● SUPPLIED DATA
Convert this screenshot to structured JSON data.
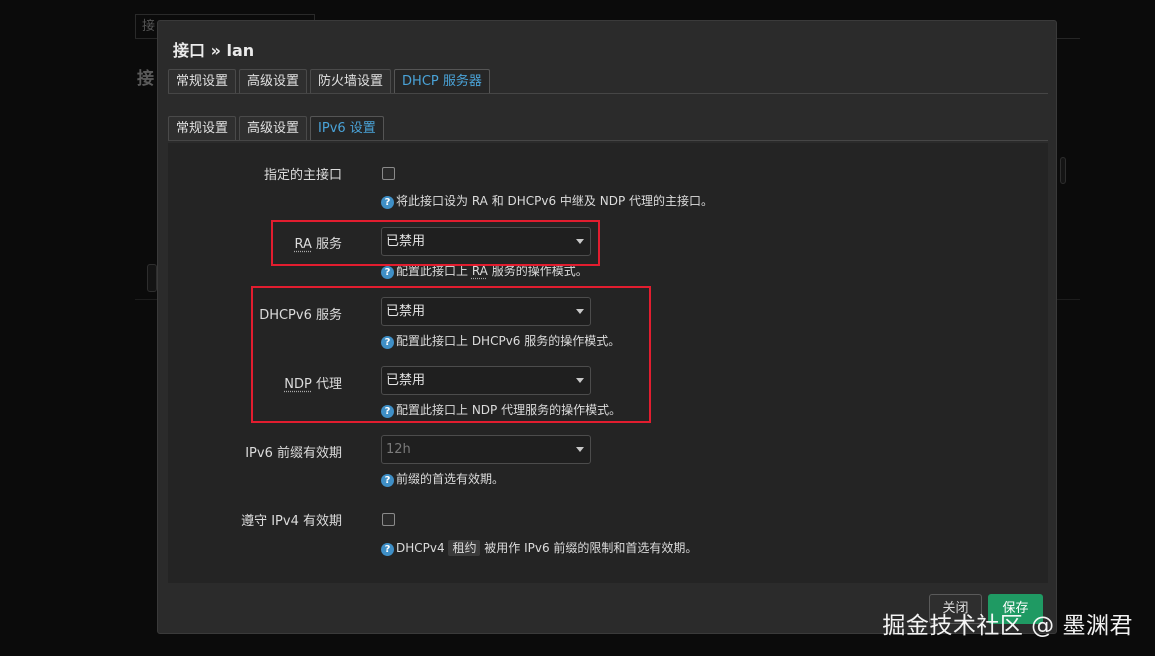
{
  "background": {
    "tab_label": "接",
    "heading": "接"
  },
  "modal": {
    "title": "接口 » lan",
    "main_tabs": [
      "常规设置",
      "高级设置",
      "防火墙设置",
      "DHCP 服务器"
    ],
    "sub_tabs": [
      "常规设置",
      "高级设置",
      "IPv6 设置"
    ],
    "fields": {
      "master": {
        "label": "指定的主接口",
        "checked": false,
        "help": "将此接口设为 RA 和 DHCPv6 中继及 NDP 代理的主接口。"
      },
      "ra": {
        "label_abbr": "RA",
        "label_rest": " 服务",
        "value": "已禁用",
        "help_pre": "配置此接口上 ",
        "help_abbr": "RA",
        "help_post": " 服务的操作模式。"
      },
      "dhcpv6": {
        "label": "DHCPv6 服务",
        "value": "已禁用",
        "help": "配置此接口上 DHCPv6 服务的操作模式。"
      },
      "ndp": {
        "label_abbr": "NDP",
        "label_rest": " 代理",
        "value": "已禁用",
        "help": "配置此接口上 NDP 代理服务的操作模式。"
      },
      "prefix_lifetime": {
        "label": "IPv6 前缀有效期",
        "value": "12h",
        "help": "前缀的首选有效期。"
      },
      "ipv4_lifetime": {
        "label": "遵守 IPv4 有效期",
        "checked": false,
        "help_pre": "DHCPv4 ",
        "help_tag": "租约",
        "help_post": " 被用作 IPv6 前缀的限制和首选有效期。"
      }
    },
    "buttons": {
      "close": "关闭",
      "save": "保存"
    },
    "help_icon": "?"
  },
  "watermark": "掘金技术社区 @ 墨渊君",
  "colors": {
    "accent": "#4aa3d8",
    "save": "#1f9a63",
    "highlight_box": "#e21d2f"
  }
}
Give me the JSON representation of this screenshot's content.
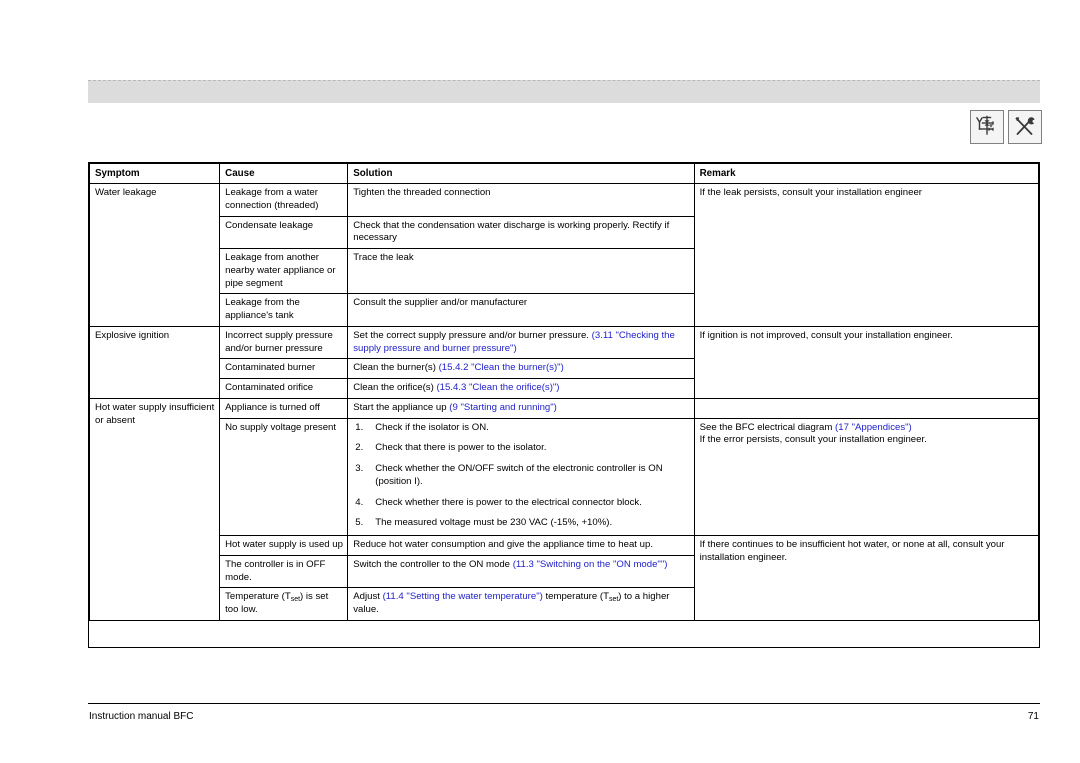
{
  "page": {
    "header_band": "",
    "footer_left": "Instruction manual BFC",
    "footer_page": "71",
    "link_color": "#2222cc"
  },
  "icons": [
    {
      "name": "piping-schematic-icon",
      "title": "Installation schematic"
    },
    {
      "name": "tools-icon",
      "title": "Service tools"
    }
  ],
  "table": {
    "headers": {
      "symptom": "Symptom",
      "cause": "Cause",
      "solution": "Solution",
      "remark": "Remark"
    },
    "rows": [
      {
        "symptom": "Water leakage",
        "cause": "Leakage from a water connection (threaded)",
        "solution": "Tighten the threaded connection",
        "remark": "If the leak persists, consult your installation engineer"
      },
      {
        "cause": "Condensate leakage",
        "solution": "Check that the condensation water discharge is working properly. Rectify if necessary"
      },
      {
        "cause": "Leakage from another nearby water appliance or pipe segment",
        "solution": "Trace the leak"
      },
      {
        "cause": "Leakage from the appliance's tank",
        "solution": "Consult the supplier and/or manufacturer"
      },
      {
        "symptom": "Explosive ignition",
        "cause": "Incorrect supply pressure and/or burner pressure",
        "solution_plain": "Set the correct supply pressure and/or burner pressure. ",
        "solution_link": "(3.11 \"Checking the supply pressure and burner pressure\")",
        "remark": "If ignition is not improved, consult your installation engineer."
      },
      {
        "cause": "Contaminated burner",
        "solution_plain": "Clean the burner(s) ",
        "solution_link": "(15.4.2 \"Clean the burner(s)\")"
      },
      {
        "cause": "Contaminated orifice",
        "solution_plain": "Clean the orifice(s) ",
        "solution_link": "(15.4.3 \"Clean the orifice(s)\")"
      },
      {
        "symptom": "Hot water supply insufficient or absent",
        "cause": "Appliance is turned off",
        "solution_plain": "Start the appliance up ",
        "solution_link": "(9 \"Starting and running\")",
        "remark": ""
      },
      {
        "cause": "No supply voltage present",
        "steps": [
          "Check if the isolator is ON.",
          "Check that there is power to the isolator.",
          "Check whether the ON/OFF switch of the electronic controller is ON (position I).",
          "Check whether there is power to the electrical connector block.",
          "The measured voltage must be 230 VAC (-15%, +10%)."
        ],
        "remark_plain_1": "See the BFC electrical diagram ",
        "remark_link": "(17 \"Appendices\")",
        "remark_plain_2": "If the error persists, consult your installation engineer."
      },
      {
        "cause": "Hot water supply is used up",
        "solution": "Reduce hot water consumption and give the appliance time to heat up.",
        "remark": "If there continues to be insufficient hot water, or none at all, consult your installation engineer."
      },
      {
        "cause": "The controller is in OFF mode.",
        "solution_plain": "Switch the controller to the ON mode ",
        "solution_link": "(11.3 \"Switching on the \"ON mode\"\")"
      },
      {
        "cause_pre": "Temperature (T",
        "cause_sub": "set",
        "cause_post": ") is set too low.",
        "solution_pre": "Adjust ",
        "solution_link": "(11.4 \"Setting the water temperature\")",
        "solution_mid": " temperature (T",
        "solution_sub": "set",
        "solution_post": ") to a higher value."
      }
    ]
  }
}
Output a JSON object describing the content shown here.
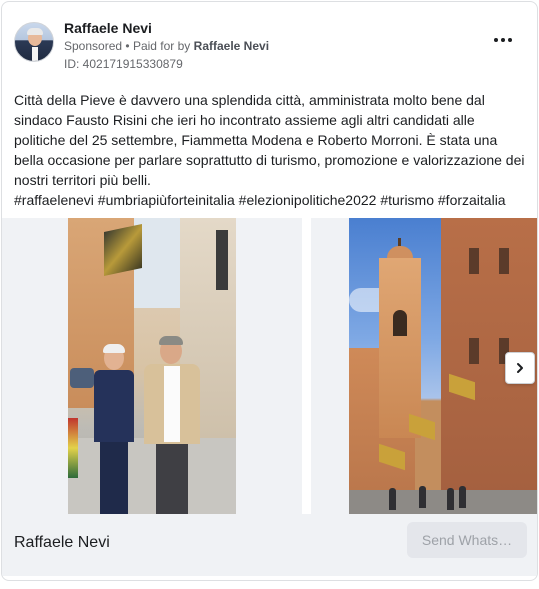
{
  "post": {
    "author": "Raffaele Nevi",
    "sponsored_label": "Sponsored",
    "separator": "•",
    "paid_for_prefix": "Paid for by",
    "paid_for_name": "Raffaele Nevi",
    "ad_id": "ID: 402171915330879",
    "more_icon": "more-horizontal-icon",
    "text_lines": [
      "Città della Pieve è davvero una splendida città, amministrata molto bene dal",
      "sindaco Fausto Risini che ieri ho incontrato assieme agli altri candidati alle",
      "politiche del 25 settembre, Fiammetta Modena e Roberto Morroni. È stata una",
      "bella occasione per parlare soprattutto di turismo, promozione e valorizzazione dei",
      "nostri territori più belli."
    ],
    "hashtags": "#raffaelenevi #umbriapiùforteinitalia #elezionipolitiche2022 #turismo #forzaitalia"
  },
  "carousel": {
    "next_icon": "chevron-right-icon"
  },
  "footer": {
    "title": "Raffaele Nevi",
    "cta_label": "Send Whats…"
  }
}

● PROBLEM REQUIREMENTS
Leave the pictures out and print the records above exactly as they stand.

● FINAL ANSWER
Convert this screenshot to structured JSON data.
{
  "background": {
    "tab_label": "接",
    "heading": "接"
  },
  "modal": {
    "title": "接口 » lan",
    "main_tabs": [
      "常规设置",
      "高级设置",
      "防火墙设置",
      "DHCP 服务器"
    ],
    "sub_tabs": [
      "常规设置",
      "高级设置",
      "IPv6 设置"
    ],
    "fields": {
      "master": {
        "label": "指定的主接口",
        "checked": false,
        "help": "将此接口设为 RA 和 DHCPv6 中继及 NDP 代理的主接口。"
      },
      "ra": {
        "label_abbr": "RA",
        "label_rest": " 服务",
        "value": "已禁用",
        "help_pre": "配置此接口上 ",
        "help_abbr": "RA",
        "help_post": " 服务的操作模式。"
      },
      "dhcpv6": {
        "label": "DHCPv6 服务",
        "value": "已禁用",
        "help": "配置此接口上 DHCPv6 服务的操作模式。"
      },
      "ndp": {
        "label_abbr": "NDP",
        "label_rest": " 代理",
        "value": "已禁用",
        "help": "配置此接口上 NDP 代理服务的操作模式。"
      },
      "prefix_lifetime": {
        "label": "IPv6 前缀有效期",
        "value": "12h",
        "help": "前缀的首选有效期。"
      },
      "ipv4_lifetime": {
        "label": "遵守 IPv4 有效期",
        "checked": false,
        "help_pre": "DHCPv4 ",
        "help_tag": "租约",
        "help_post": " 被用作 IPv6 前缀的限制和首选有效期。"
      }
    },
    "buttons": {
      "close": "关闭",
      "save": "保存"
    },
    "help_icon": "?"
  },
  "watermark": "掘金技术社区 @ 墨渊君",
  "colors": {
    "accent": "#4aa3d8",
    "save": "#1f9a63",
    "highlight_box": "#e21d2f"
  }
}
Give me the JSON representation of this screenshot's content.
{
  "page": {
    "header_band": "",
    "footer_left": "Instruction manual BFC",
    "footer_page": "71",
    "link_color": "#2222cc"
  },
  "icons": [
    {
      "name": "piping-schematic-icon",
      "title": "Installation schematic"
    },
    {
      "name": "tools-icon",
      "title": "Service tools"
    }
  ],
  "table": {
    "headers": {
      "symptom": "Symptom",
      "cause": "Cause",
      "solution": "Solution",
      "remark": "Remark"
    },
    "rows": [
      {
        "symptom": "Water leakage",
        "cause": "Leakage from a water connection (threaded)",
        "solution": "Tighten the threaded connection",
        "remark": "If the leak persists, consult your installation engineer"
      },
      {
        "cause": "Condensate leakage",
        "solution": "Check that the condensation water discharge is working properly. Rectify if necessary"
      },
      {
        "cause": "Leakage from another nearby water appliance or pipe segment",
        "solution": "Trace the leak"
      },
      {
        "cause": "Leakage from the appliance's tank",
        "solution": "Consult the supplier and/or manufacturer"
      },
      {
        "symptom": "Explosive ignition",
        "cause": "Incorrect supply pressure and/or burner pressure",
        "solution_plain": "Set the correct supply pressure and/or burner pressure. ",
        "solution_link": "(3.11 \"Checking the supply pressure and burner pressure\")",
        "remark": "If ignition is not improved, consult your installation engineer."
      },
      {
        "cause": "Contaminated burner",
        "solution_plain": "Clean the burner(s) ",
        "solution_link": "(15.4.2 \"Clean the burner(s)\")"
      },
      {
        "cause": "Contaminated orifice",
        "solution_plain": "Clean the orifice(s) ",
        "solution_link": "(15.4.3 \"Clean the orifice(s)\")"
      },
      {
        "symptom": "Hot water supply insufficient or absent",
        "cause": "Appliance is turned off",
        "solution_plain": "Start the appliance up ",
        "solution_link": "(9 \"Starting and running\")",
        "remark": ""
      },
      {
        "cause": "No supply voltage present",
        "steps": [
          "Check if the isolator is ON.",
          "Check that there is power to the isolator.",
          "Check whether the ON/OFF switch of the electronic controller is ON (position I).",
          "Check whether there is power to the electrical connector block.",
          "The measured voltage must be 230 VAC (-15%, +10%)."
        ],
        "remark_plain_1": "See the BFC electrical diagram ",
        "remark_link": "(17 \"Appendices\")",
        "remark_plain_2": "If the error persists, consult your installation engineer."
      },
      {
        "cause": "Hot water supply is used up",
        "solution": "Reduce hot water consumption and give the appliance time to heat up.",
        "remark": "If there continues to be insufficient hot water, or none at all, consult your installation engineer."
      },
      {
        "cause": "The controller is in OFF mode.",
        "solution_plain": "Switch the controller to the ON mode ",
        "solution_link": "(11.3 \"Switching on the \"ON mode\"\")"
      },
      {
        "cause_pre": "Temperature (T",
        "cause_sub": "set",
        "cause_post": ") is set too low.",
        "solution_pre": "Adjust ",
        "solution_link": "(11.4 \"Setting the water temperature\")",
        "solution_mid": " temperature (T",
        "solution_sub": "set",
        "solution_post": ") to a higher value."
      }
    ]
  }
}
Output a JSON object describing the content shown here.
{
  "post": {
    "author": "Raffaele Nevi",
    "sponsored_label": "Sponsored",
    "separator": "•",
    "paid_for_prefix": "Paid for by",
    "paid_for_name": "Raffaele Nevi",
    "ad_id": "ID: 402171915330879",
    "more_icon": "more-horizontal-icon",
    "text_lines": [
      "Città della Pieve è davvero una splendida città, amministrata molto bene dal",
      "sindaco Fausto Risini che ieri ho incontrato assieme agli altri candidati alle",
      "politiche del 25 settembre, Fiammetta Modena e Roberto Morroni. È stata una",
      "bella occasione per parlare soprattutto di turismo, promozione e valorizzazione dei",
      "nostri territori più belli."
    ],
    "hashtags": "#raffaelenevi #umbriapiùforteinitalia #elezionipolitiche2022 #turismo #forzaitalia"
  },
  "carousel": {
    "next_icon": "chevron-right-icon"
  },
  "footer": {
    "title": "Raffaele Nevi",
    "cta_label": "Send Whats…"
  }
}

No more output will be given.